Work required:
Retype each entry. Leave nothing out.
Material supplied Block Start
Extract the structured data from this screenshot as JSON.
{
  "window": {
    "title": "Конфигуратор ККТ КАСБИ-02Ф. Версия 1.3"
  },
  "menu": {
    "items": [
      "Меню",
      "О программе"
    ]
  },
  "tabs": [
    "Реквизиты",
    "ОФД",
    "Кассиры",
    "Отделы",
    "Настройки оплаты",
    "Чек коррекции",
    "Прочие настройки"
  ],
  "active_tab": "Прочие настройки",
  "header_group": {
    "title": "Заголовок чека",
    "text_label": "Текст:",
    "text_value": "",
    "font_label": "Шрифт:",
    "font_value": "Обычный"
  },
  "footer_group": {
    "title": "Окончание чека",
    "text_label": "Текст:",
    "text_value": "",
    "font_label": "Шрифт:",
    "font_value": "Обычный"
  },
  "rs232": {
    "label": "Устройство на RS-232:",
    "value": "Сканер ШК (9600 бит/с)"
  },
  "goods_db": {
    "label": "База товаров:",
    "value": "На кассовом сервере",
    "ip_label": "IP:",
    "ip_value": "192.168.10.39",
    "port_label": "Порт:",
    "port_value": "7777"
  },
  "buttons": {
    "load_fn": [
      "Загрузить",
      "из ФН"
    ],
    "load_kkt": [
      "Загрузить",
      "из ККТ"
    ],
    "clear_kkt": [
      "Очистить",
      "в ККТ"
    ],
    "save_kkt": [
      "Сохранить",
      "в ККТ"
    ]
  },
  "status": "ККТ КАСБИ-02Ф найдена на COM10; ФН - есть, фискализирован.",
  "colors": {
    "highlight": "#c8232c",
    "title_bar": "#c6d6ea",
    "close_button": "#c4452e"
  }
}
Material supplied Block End
Answer area:
Extract the structured data from this screenshot as JSON.
{
  "window": {
    "title": "Конфигуратор ККТ КАСБИ-02Ф. Версия 1.3"
  },
  "menu": {
    "items": [
      "Меню",
      "О программе"
    ]
  },
  "tabs": [
    "Реквизиты",
    "ОФД",
    "Кассиры",
    "Отделы",
    "Настройки оплаты",
    "Чек коррекции",
    "Прочие настройки"
  ],
  "active_tab": "Прочие настройки",
  "header_group": {
    "title": "Заголовок чека",
    "text_label": "Текст:",
    "text_value": "",
    "font_label": "Шрифт:",
    "font_value": "Обычный"
  },
  "footer_group": {
    "title": "Окончание чека",
    "text_label": "Текст:",
    "text_value": "",
    "font_label": "Шрифт:",
    "font_value": "Обычный"
  },
  "rs232": {
    "label": "Устройство на RS-232:",
    "value": "Сканер ШК (9600 бит/с)"
  },
  "goods_db": {
    "label": "База товаров:",
    "value": "На кассовом сервере",
    "ip_label": "IP:",
    "ip_value": "192.168.10.39",
    "port_label": "Порт:",
    "port_value": "7777"
  },
  "buttons": {
    "load_fn": [
      "Загрузить",
      "из ФН"
    ],
    "load_kkt": [
      "Загрузить",
      "из ККТ"
    ],
    "clear_kkt": [
      "Очистить",
      "в ККТ"
    ],
    "save_kkt": [
      "Сохранить",
      "в ККТ"
    ]
  },
  "status": "ККТ КАСБИ-02Ф найдена на COM10; ФН - есть, фискализирован.",
  "colors": {
    "highlight": "#c8232c",
    "title_bar": "#c6d6ea",
    "close_button": "#c4452e"
  }
}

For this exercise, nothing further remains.